Tribute by Nelson Mandela to Chief Luthuli on the 40th anniversary of his death

June 2007

We stand today on the shoulders of such giants

Chief Luthuli

It is with sadness that we remember the passing of our late president, Chief Albert Luthuli, forty years ago. He was one of the greatest leaders of our freedom struggle – a giant amongst leaders. We worked together in the ANC, we were accused together in the Treason Trial, we were detained together, and he gave evidence for the accused in the Rivonia Trial. We miss him.

I have spoken often, and written, about my relationship with Chief Luthuli. Here I recall just a few key moments to illuminate what was an outstanding life by any standards.

Chief Luthuli was testifying in the Treason Trial on 21 March 1960 when the Sharpeville massacre shattered our country, changing it forever. Shortly afterwards he was one of the leaders to publicly burn his pass, never to carry it again.

In the State of Emergency that followed Sharpeville, Chief Luthuli was amongst the thousands of comrades detained by police. When we learned that he had been assaulted, it was hard for us to take. A man of immense dignity and achievement, a lifelong Christian and a man with a dangerous heart condition, was treated like a barnyard animal by men who were not fit to tie his shoes.

I also had the privilege, on many occasions, to go to Groutville in KwaZulu-Natal to consult with the Chief after he was banned, including to report to him on the progress of our efforts to set up Umkhonto weSizwe.

Despite the regime’s efforts to silence him, the Luthuli name became a colossal symbol of peace and unity, far beyond the horizons of Groutville and even the borders of South Africa. We stand today on the shoulders of such giants.

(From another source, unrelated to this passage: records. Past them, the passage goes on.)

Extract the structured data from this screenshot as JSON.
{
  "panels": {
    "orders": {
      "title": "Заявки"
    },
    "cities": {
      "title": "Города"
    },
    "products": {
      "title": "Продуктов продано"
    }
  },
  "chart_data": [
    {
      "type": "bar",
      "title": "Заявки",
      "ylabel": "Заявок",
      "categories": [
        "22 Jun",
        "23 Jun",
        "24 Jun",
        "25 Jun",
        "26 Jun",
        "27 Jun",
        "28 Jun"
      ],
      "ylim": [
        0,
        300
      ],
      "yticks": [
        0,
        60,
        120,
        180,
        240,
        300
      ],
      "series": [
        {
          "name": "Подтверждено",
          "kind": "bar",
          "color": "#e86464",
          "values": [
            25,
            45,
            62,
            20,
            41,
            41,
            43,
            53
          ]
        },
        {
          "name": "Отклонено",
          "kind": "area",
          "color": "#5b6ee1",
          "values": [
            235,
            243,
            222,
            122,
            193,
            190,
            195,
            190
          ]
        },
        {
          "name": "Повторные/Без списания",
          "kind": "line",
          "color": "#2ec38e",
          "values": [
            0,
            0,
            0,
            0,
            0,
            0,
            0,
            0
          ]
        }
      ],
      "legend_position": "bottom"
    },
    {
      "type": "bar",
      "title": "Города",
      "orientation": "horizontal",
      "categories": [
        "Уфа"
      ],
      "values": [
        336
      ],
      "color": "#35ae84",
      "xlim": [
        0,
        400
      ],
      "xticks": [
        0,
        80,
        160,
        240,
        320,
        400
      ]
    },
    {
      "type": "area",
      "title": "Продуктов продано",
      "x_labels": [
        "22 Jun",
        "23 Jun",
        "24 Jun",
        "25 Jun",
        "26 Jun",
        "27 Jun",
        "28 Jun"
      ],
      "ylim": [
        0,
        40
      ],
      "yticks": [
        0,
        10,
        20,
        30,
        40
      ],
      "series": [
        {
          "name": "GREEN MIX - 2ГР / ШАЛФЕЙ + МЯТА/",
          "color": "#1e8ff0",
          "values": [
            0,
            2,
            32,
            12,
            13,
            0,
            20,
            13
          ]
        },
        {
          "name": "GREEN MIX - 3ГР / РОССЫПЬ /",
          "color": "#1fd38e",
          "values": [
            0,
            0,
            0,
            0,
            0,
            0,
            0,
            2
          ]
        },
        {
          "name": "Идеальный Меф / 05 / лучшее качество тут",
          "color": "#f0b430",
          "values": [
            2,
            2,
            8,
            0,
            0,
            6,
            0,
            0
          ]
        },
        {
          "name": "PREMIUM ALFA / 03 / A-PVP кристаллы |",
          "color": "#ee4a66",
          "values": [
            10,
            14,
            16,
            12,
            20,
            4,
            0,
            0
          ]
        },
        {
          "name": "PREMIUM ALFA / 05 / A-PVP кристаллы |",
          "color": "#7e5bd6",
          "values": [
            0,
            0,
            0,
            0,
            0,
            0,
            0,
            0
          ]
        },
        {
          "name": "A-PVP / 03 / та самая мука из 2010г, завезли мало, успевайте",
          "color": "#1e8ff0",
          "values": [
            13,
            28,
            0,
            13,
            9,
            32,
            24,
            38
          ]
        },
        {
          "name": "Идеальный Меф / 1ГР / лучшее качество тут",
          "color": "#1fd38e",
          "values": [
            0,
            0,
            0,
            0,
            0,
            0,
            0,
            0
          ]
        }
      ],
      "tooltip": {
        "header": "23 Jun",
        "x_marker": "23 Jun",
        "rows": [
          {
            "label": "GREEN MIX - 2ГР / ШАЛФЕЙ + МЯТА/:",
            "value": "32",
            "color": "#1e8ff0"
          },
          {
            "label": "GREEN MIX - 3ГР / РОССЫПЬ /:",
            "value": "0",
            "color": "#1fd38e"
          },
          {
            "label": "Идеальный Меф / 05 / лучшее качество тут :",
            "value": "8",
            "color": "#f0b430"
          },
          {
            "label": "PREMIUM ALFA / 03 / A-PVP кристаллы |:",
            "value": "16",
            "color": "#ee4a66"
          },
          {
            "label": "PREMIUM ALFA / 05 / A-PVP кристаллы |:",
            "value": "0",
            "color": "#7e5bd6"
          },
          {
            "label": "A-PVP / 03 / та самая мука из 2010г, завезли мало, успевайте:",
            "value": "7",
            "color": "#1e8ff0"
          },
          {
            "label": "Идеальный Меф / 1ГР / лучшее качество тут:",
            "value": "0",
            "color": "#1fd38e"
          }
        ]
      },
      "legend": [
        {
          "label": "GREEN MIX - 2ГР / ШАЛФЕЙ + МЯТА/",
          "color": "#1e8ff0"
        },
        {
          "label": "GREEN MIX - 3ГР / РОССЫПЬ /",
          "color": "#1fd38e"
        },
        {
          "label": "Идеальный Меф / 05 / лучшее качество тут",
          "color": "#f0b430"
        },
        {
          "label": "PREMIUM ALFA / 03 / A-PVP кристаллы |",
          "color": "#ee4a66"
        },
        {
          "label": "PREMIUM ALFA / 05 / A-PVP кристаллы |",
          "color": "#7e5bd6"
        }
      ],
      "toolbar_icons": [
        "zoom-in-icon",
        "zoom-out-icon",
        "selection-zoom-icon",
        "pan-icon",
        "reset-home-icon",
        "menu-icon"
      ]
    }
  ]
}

The Chief chose a life of hardship and persecution when he demanded ‘Let my people go!’ In doing so he taught us a very important lesson – that real leaders must be prepared to sacrifice all for the freedom of their people.

His leadership was not only valued at home. It was also noticed internationally and was recognized when the Nobel Committee chose him as the first African to be awarded the Nobel Prize for Peace.

We remember the words of his Nobel acceptance speech on 11 December 1961: “Our vision has always been that of a non-racial democratic South Africa which upholds the rights of all who live in our country to remain there as full citizens with equal rights and responsibilities with all others. For the consummation of this ideal we have laboured unflinchingly. We shall continue to labour unflinchingly.”

It is in his memory and that of the thousands of other comrades who sacrificed so much for our freedom that we continue to labour for the growth of our democracy.

Source: Nelson Mandela Foundation